Chapter 2: What is a School Zone? – covers the definition of a school zone, a discussion about the laws related to pedestrians, bicyclists and motorists, and school travel plans.[lightbox link=”http://www.saferoutesnj.org/wp-content/uploads/2014/12/School-ZOne-sign.jpg” thumb=”http://www.saferoutesnj.org/wp-content/uploads/2014/12/School-ZOne-sign-300×236.jpg” width=”300″ align=”right” title=”School ZOne sign” frame=”true” icon=”image”]
Chapter 3: MUTCD (Manual on Uniform Traffic Control Devices) Traffic Control for School Areas – offers best practices for uses of school zone signage, pavement markings and other devices.
Chapter 4: Determining Placement of Crossing Guards – provides guidance on identifying where Crossing Guards are needed including guidelines for crossing guard use.
Chapter 5: Crossing the Street – suggests practices and treatments that can be used to provide safer street crossings at midblock and intersections.
Chapter 6: Along the Street – describes types of infrastructure to make walking and bicycling to school safer such as sidewalks, buffers, and bike lanes.
Chapter 7: Traffic Calming – highlights engineering techniques that are effective in reducing the speed and volume of motor vehicles.
Chapter 8: Students and Bicycling – discusses some ways that bicycling to and from school can be encouraged and made safer for students.
Chapter 9: The School Site and Grounds – presents important pedestrian and bicycle safety elements of locating a well-designed school site.
Chapter 10: Crime Prevention through Environmental Design (CPTED) – reviews design and manipulation of the physical environment at and around schools to help improve personal safety and reduce the likelihood of crime.

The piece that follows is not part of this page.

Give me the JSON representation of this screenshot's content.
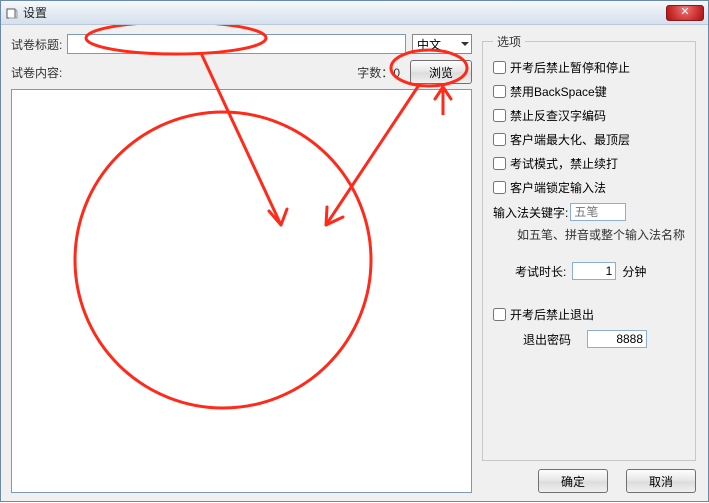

Chapter 11: Schools near Railroad Crossings – focuses on the unique concerns related to students using railroad crossings on their route to and from school.
Chapter 12: Schools near Highway Ramps – offers design solutions to improve visibility, reduce vehicular speeds and increase safety for cyclists and pedestrians near ramps and jughandles.
Chapter 13: Maintenance and Other Improvements – discusses how regular maintenance to sidewalks and roadways is essential to promote safety, ensure ease of access and encourage the use of a designated route.
Chapter 14: How to Start Improving your School Zone – offers steps and resources to improve walking and bicycling conditions in your town.
There is a wealth of information available in this School Zone Design Guide to help improve walking and bicycling conditions around New Jersey schools and it is a valuable resource to continually reference! Bookmark it at http://www.saferoutesnj.org/nj-school-zone-design-guide/!!